More specifically I want to read books on the topic of "What you take for granted, someone else is praying for". [more inside]
Erin Morgenstern's The Night Circus and Robin Sloan's Mr Penumbra's 24-Hour Bookstore describe immersive artistic experiences that echo Alternate Reality Games or events like the All Worlds Fair. What other books describe events and experiences like these? [more inside]
How do you decide what books to read? Recommendations? Reviews? Go to the bookstore and read a chapter? I often find myself overwhelmed with the zillions of choices. How do you narrow it down?
I need to stop reading wikipedia at work, so please give me books instead [more inside]
My Nook is hungry- and I have silly tastes- recommendations? [more inside]
I need suggestions of fictional or non-fictional books or films that deal with illness or dying in relation to humor/the absurd. [more inside]

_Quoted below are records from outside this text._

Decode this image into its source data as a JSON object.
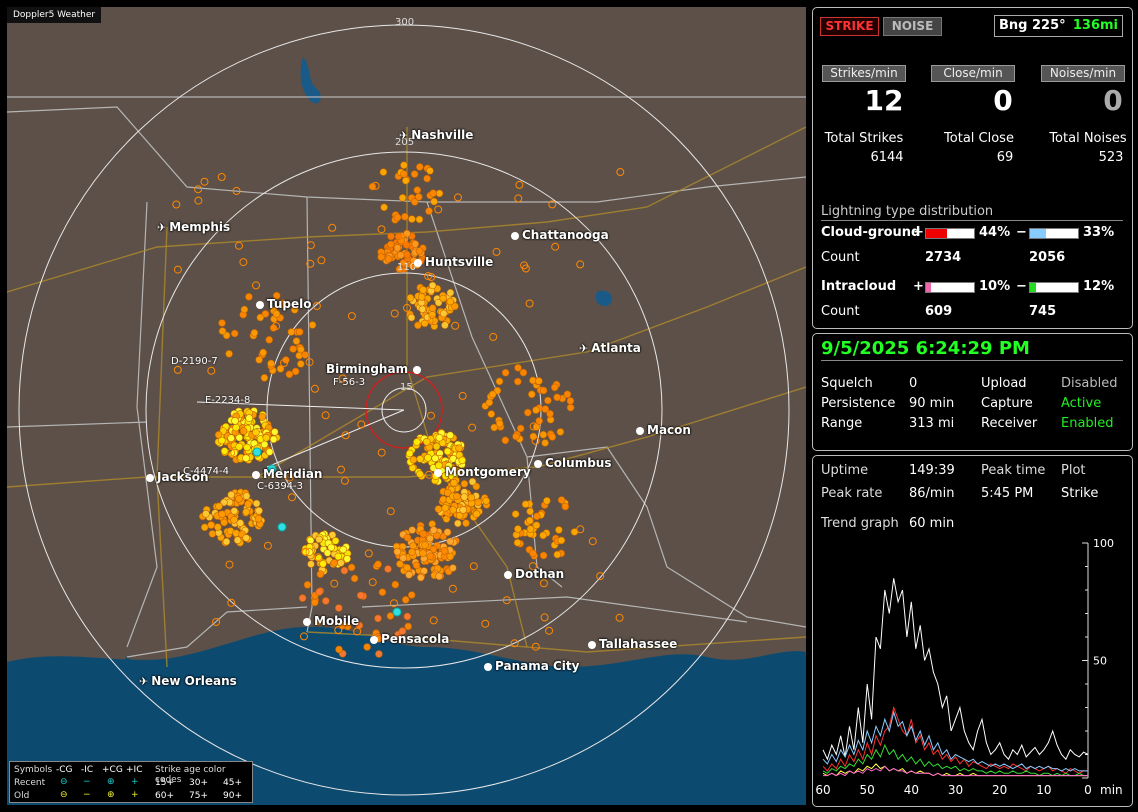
{
  "map": {
    "title": "Doppler5 Weather",
    "ring_labels": [
      "300",
      "205",
      "110",
      "15"
    ],
    "cities": [
      {
        "name": "Nashville",
        "type": "plane"
      },
      {
        "name": "Memphis",
        "type": "plane"
      },
      {
        "name": "Chattanooga",
        "type": "dot"
      },
      {
        "name": "Huntsville",
        "type": "dot"
      },
      {
        "name": "Tupelo",
        "type": "dot"
      },
      {
        "name": "Atlanta",
        "type": "plane"
      },
      {
        "name": "Birmingham",
        "type": "dot"
      },
      {
        "name": "Macon",
        "type": "dot"
      },
      {
        "name": "Jackson",
        "type": "dot"
      },
      {
        "name": "Meridian",
        "type": "dot"
      },
      {
        "name": "Montgomery",
        "type": "dot"
      },
      {
        "name": "Columbus",
        "type": "dot"
      },
      {
        "name": "Dothan",
        "type": "dot"
      },
      {
        "name": "Mobile",
        "type": "dot"
      },
      {
        "name": "Pensacola",
        "type": "dot"
      },
      {
        "name": "Tallahassee",
        "type": "dot"
      },
      {
        "name": "Panama City",
        "type": "dot"
      },
      {
        "name": "New Orleans",
        "type": "plane"
      }
    ],
    "cells": [
      "D-2190-7",
      "E-2234-8",
      "F-56-3",
      "C-4474-4",
      "C-6394-3"
    ],
    "legend": {
      "symbols_label": "Symbols",
      "headers": [
        "-CG",
        "-IC",
        "+CG",
        "+IC"
      ],
      "recent_label": "Recent",
      "old_label": "Old",
      "age_title": "Strike age color codes",
      "recent_ages": [
        "15+",
        "30+",
        "45+"
      ],
      "old_ages": [
        "60+",
        "75+",
        "90+"
      ],
      "recent_age_colors": [
        "#ffff30",
        "#ff9a00",
        "#ff7a30"
      ],
      "old_age_colors": [
        "#ffcc33",
        "#ff8800",
        "#ff5533"
      ]
    }
  },
  "status": {
    "strike_label": "STRIKE",
    "noise_label": "NOISE",
    "bearing": "Bng 225°",
    "range": "136mi",
    "strikes_min_label": "Strikes/min",
    "close_min_label": "Close/min",
    "noises_min_label": "Noises/min",
    "strikes_min": "12",
    "close_min": "0",
    "noises_min": "0",
    "total_strikes_label": "Total Strikes",
    "total_close_label": "Total Close",
    "total_noises_label": "Total Noises",
    "total_strikes": "6144",
    "total_close": "69",
    "total_noises": "523"
  },
  "distribution": {
    "title": "Lightning type distribution",
    "cg_label": "Cloud-ground",
    "ic_label": "Intracloud",
    "count_label": "Count",
    "cg_pos_pct": "44%",
    "cg_neg_pct": "33%",
    "ic_pos_pct": "10%",
    "ic_neg_pct": "12%",
    "cg_pos_frac": 0.44,
    "cg_neg_frac": 0.33,
    "ic_pos_frac": 0.1,
    "ic_neg_frac": 0.12,
    "cg_pos_count": "2734",
    "cg_neg_count": "2056",
    "ic_pos_count": "609",
    "ic_neg_count": "745",
    "plus": "+",
    "minus": "−"
  },
  "settings": {
    "datetime": "9/5/2025 6:24:29 PM",
    "squelch_label": "Squelch",
    "squelch": "0",
    "persistence_label": "Persistence",
    "persistence": "90 min",
    "range_label": "Range",
    "range": "313 mi",
    "upload_label": "Upload",
    "upload": "Disabled",
    "capture_label": "Capture",
    "capture": "Active",
    "receiver_label": "Receiver",
    "receiver": "Enabled"
  },
  "stats": {
    "uptime_label": "Uptime",
    "uptime": "149:39",
    "peak_time_label": "Peak time",
    "peak_time": "5:45 PM",
    "plot_label": "Plot",
    "plot": "Strike",
    "peak_rate_label": "Peak rate",
    "peak_rate": "86/min",
    "trend_label": "Trend graph",
    "trend": "60 min"
  },
  "chart_data": {
    "type": "line",
    "xlabel": "min",
    "x_ticks": [
      "60",
      "50",
      "40",
      "30",
      "20",
      "10",
      "0"
    ],
    "y_ticks": [
      "100",
      "50"
    ],
    "ylim": [
      0,
      100
    ],
    "xlim": [
      60,
      0
    ],
    "series": [
      {
        "color": "#ffffff",
        "values": [
          12,
          8,
          14,
          10,
          18,
          9,
          22,
          12,
          30,
          15,
          40,
          25,
          60,
          55,
          80,
          70,
          85,
          75,
          80,
          60,
          75,
          55,
          65,
          50,
          55,
          45,
          40,
          30,
          35,
          20,
          25,
          30,
          20,
          15,
          12,
          20,
          25,
          15,
          10,
          12,
          15,
          10,
          8,
          12,
          10,
          14,
          9,
          11,
          13,
          10,
          12,
          15,
          20,
          14,
          10,
          8,
          12,
          10,
          9,
          11,
          10
        ]
      },
      {
        "color": "#ff3030",
        "values": [
          5,
          3,
          6,
          4,
          8,
          5,
          10,
          7,
          12,
          8,
          15,
          10,
          18,
          14,
          20,
          22,
          30,
          25,
          20,
          18,
          25,
          15,
          18,
          12,
          15,
          10,
          12,
          8,
          10,
          7,
          9,
          6,
          8,
          5,
          7,
          6,
          5,
          4,
          6,
          5,
          4,
          5,
          4,
          6,
          5,
          4,
          3,
          5,
          4,
          3,
          4,
          5,
          3,
          4,
          3,
          2,
          4,
          3,
          2,
          3,
          3
        ]
      },
      {
        "color": "#88ccff",
        "values": [
          8,
          6,
          10,
          7,
          12,
          9,
          14,
          10,
          16,
          12,
          20,
          15,
          22,
          18,
          25,
          20,
          28,
          22,
          24,
          18,
          22,
          16,
          20,
          14,
          18,
          12,
          15,
          10,
          12,
          8,
          10,
          9,
          8,
          7,
          8,
          6,
          7,
          6,
          5,
          6,
          5,
          6,
          5,
          4,
          5,
          6,
          4,
          5,
          4,
          5,
          4,
          5,
          4,
          4,
          3,
          4,
          3,
          4,
          3,
          3,
          3
        ]
      },
      {
        "color": "#33dd33",
        "values": [
          3,
          2,
          4,
          3,
          5,
          4,
          6,
          5,
          8,
          6,
          10,
          8,
          12,
          9,
          14,
          10,
          12,
          8,
          10,
          7,
          9,
          6,
          8,
          5,
          7,
          5,
          6,
          4,
          5,
          4,
          5,
          3,
          4,
          3,
          4,
          3,
          3,
          2,
          3,
          2,
          3,
          2,
          2,
          3,
          2,
          2,
          3,
          2,
          2,
          1,
          2,
          2,
          1,
          2,
          1,
          2,
          1,
          1,
          2,
          1,
          1
        ]
      },
      {
        "color": "#ffff40",
        "values": [
          2,
          1,
          2,
          1,
          3,
          2,
          3,
          2,
          4,
          3,
          5,
          4,
          6,
          4,
          5,
          3,
          4,
          3,
          4,
          2,
          3,
          2,
          3,
          2,
          2,
          1,
          2,
          1,
          2,
          1,
          1,
          2,
          1,
          1,
          2,
          1,
          1,
          1,
          1,
          1,
          1,
          1,
          1,
          1,
          1,
          1,
          1,
          1,
          1,
          1,
          1,
          1,
          1,
          1,
          1,
          1,
          1,
          1,
          1,
          1,
          1
        ]
      },
      {
        "color": "#ff66cc",
        "values": [
          1,
          1,
          2,
          1,
          2,
          1,
          3,
          2,
          3,
          2,
          4,
          3,
          4,
          3,
          5,
          3,
          4,
          3,
          3,
          2,
          3,
          2,
          2,
          2,
          2,
          1,
          2,
          1,
          1,
          1,
          1,
          1,
          1,
          1,
          1,
          1,
          1,
          1,
          1,
          1,
          1,
          1,
          1,
          1,
          1,
          1,
          1,
          1,
          1,
          1,
          1,
          1,
          1,
          1,
          1,
          1,
          1,
          1,
          1,
          1,
          1
        ]
      }
    ]
  }
}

Recommend to me biographies/histories of the Borgia Pope and family? [more inside]
I need help with a book suggestion! All my particulars found within, within, within.. [more inside]
Bookfilter: Recommend me thoughtful military memoirs / journalism [more inside]
Can you help me expand my “popular epidemiology” book collection by recommending books that are similar to The Coming Plague by Laurie Garrett and the following titles? [more inside]
What are some good non-fiction books about Houston, TX and environs? [more inside]
Book People: what are the best resources to hear about new books? [more inside]
Midlander-born and raised, former resident of Greater Appalachia and New Amsterdam, current resident of the Left Coast, seeks definitive historical theory to explain his life experiences
I want to read more nonfiction. About anything, really. I'm having trouble capturing the way to describe the kind of nonfiction I want to find. [more inside]
Can you recommend me some great nonfiction books by women authors? [more inside]
What is considered to be the best non-fiction of recent years? [more inside]
I'm looking for a non-fiction book about the history of time in human societies. [more inside]
Please give me some suggestions for documentaries and books I might like. [more inside]
Seeking your top shelf recommendations for excellent books about sports. If you've read (and liked) David Halberstam, H.G. Bissinger, or John Feinstein, your recommendations are particularly helpful. Picky details below the fold. [more inside]
Any suggestions for gripping historical non-fiction books? [more inside]
recommend a book: I'm currently interested in nonfiction books on conspiracies, organized crime, corruption, secrecy, diplomacy, government misbehavior, etc.
I'm currently interested in nonfiction books on conspiracies, organized crime, corruption, secrecy, diplomacy, government misbehavior, etc. and recently, I learned about Cointelpro on Hardcore History. Can you recommend interesting books on similar topics? [more inside]
I'm looking for books, nonfiction or fiction, that accurately and effectively discuss, portray, and/or meditate on the condition of specifically children, or perhaps more broadly families, being poor. Any ethnicity or cultural group, although I am primarily interested in relatively contemporary narratives, 1950 or later, more or less. [more inside]
Do you know any fiction/nonfiction/poetry that has beautiful, aching language? [more inside]
How should I manage my workflow for researching and writing a nonfiction book using Evernote and other tools? [more inside]
More non-fiction please! As a strange antidote to having to read a lot of dry academic articles, I enjoy pleasurable non-fiction writing about jobs and work. Books I've liked in the past include May Roach (Stiff); Atul Gawande (Complications, Better); Barbara Ehrenreich (Nickeled and Dimed); and Tracy Kidder (House, Among Schoolchildren). I'd like recommendations for more non-fiction along those lines. [more inside]
I'm reading (and really enjoying) The Glass Castle, and my wife and are about to have our first kid. What other memoirs or non-fiction books should I read that focus on parenting, raising kids in unorthodox ways, or just plain unique families?